Below are the records; tally the lines that include "with" and report only the total.

### Exercise inputs ###

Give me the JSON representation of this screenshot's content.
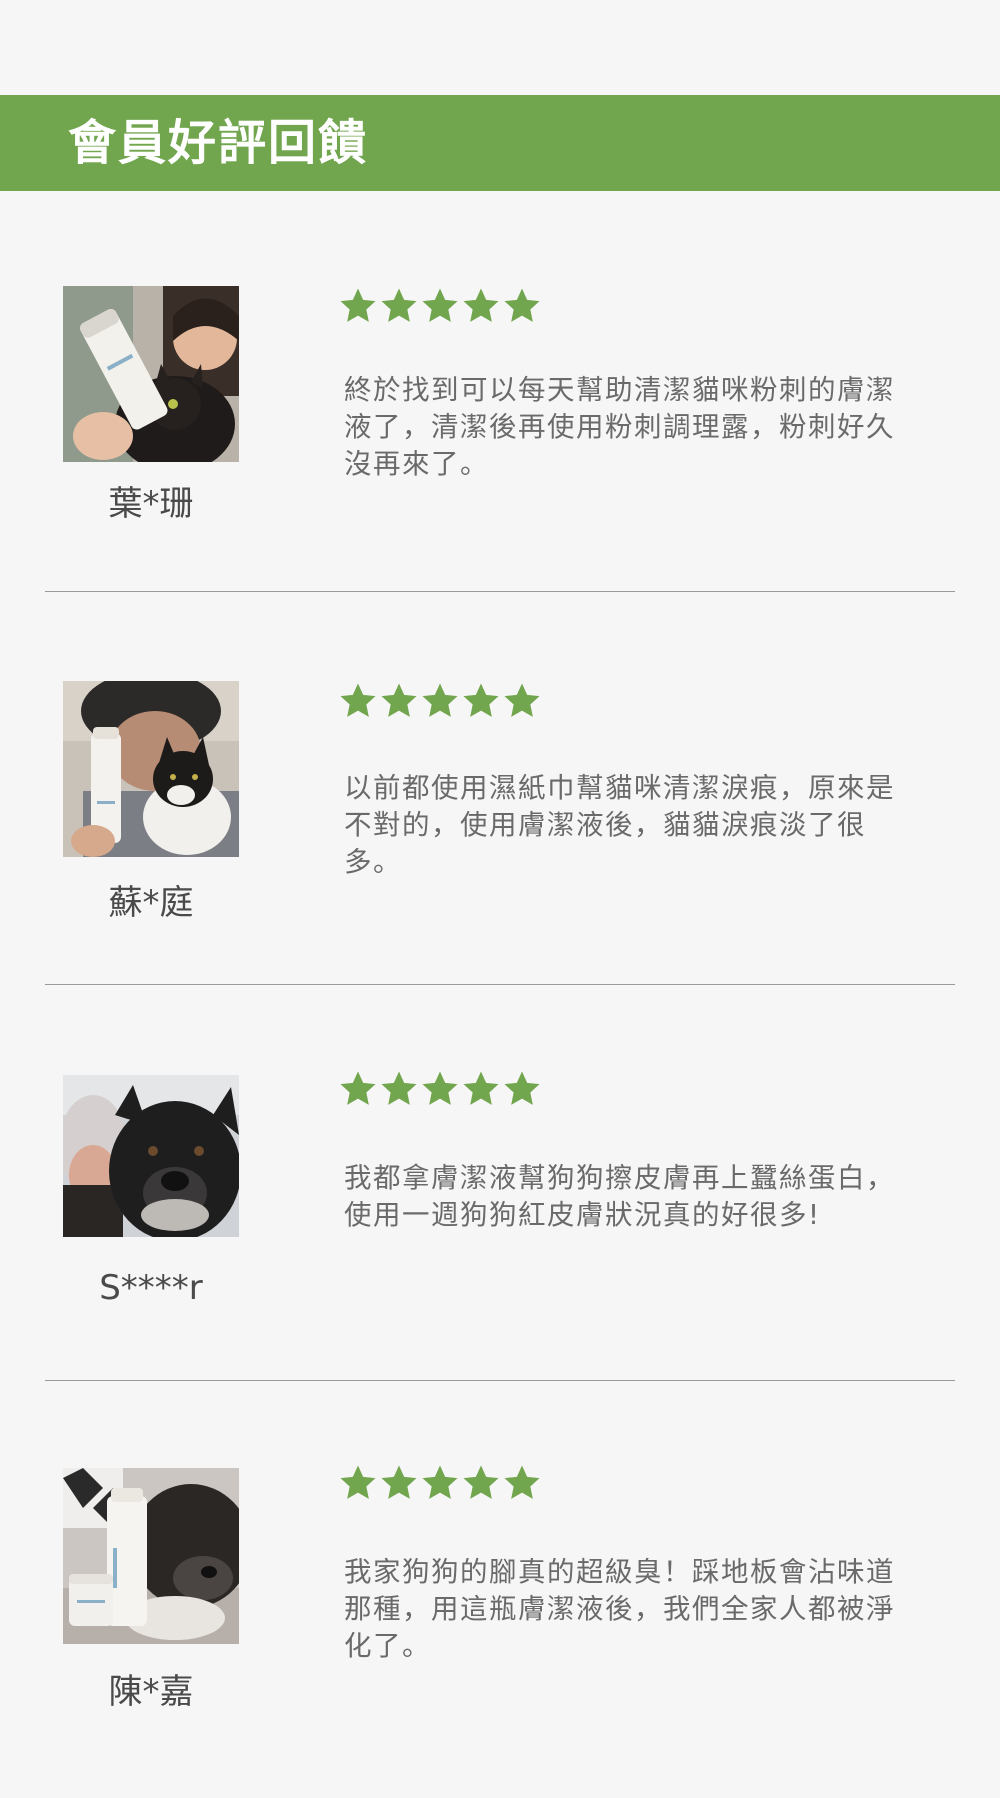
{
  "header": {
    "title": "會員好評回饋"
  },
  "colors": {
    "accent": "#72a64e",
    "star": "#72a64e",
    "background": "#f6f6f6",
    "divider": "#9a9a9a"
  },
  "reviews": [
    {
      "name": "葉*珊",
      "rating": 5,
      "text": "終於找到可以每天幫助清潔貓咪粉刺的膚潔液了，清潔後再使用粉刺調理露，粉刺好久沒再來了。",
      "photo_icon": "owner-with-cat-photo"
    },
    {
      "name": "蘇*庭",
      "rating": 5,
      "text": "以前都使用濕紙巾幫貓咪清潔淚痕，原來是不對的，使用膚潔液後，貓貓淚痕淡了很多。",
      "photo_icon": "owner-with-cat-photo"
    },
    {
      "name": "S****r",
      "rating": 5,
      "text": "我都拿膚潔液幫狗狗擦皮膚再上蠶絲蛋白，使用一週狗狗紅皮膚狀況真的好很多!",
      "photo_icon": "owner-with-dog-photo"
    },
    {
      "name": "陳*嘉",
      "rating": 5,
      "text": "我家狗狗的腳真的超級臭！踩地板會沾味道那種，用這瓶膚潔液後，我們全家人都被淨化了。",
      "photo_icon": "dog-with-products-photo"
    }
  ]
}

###

Expected output: 4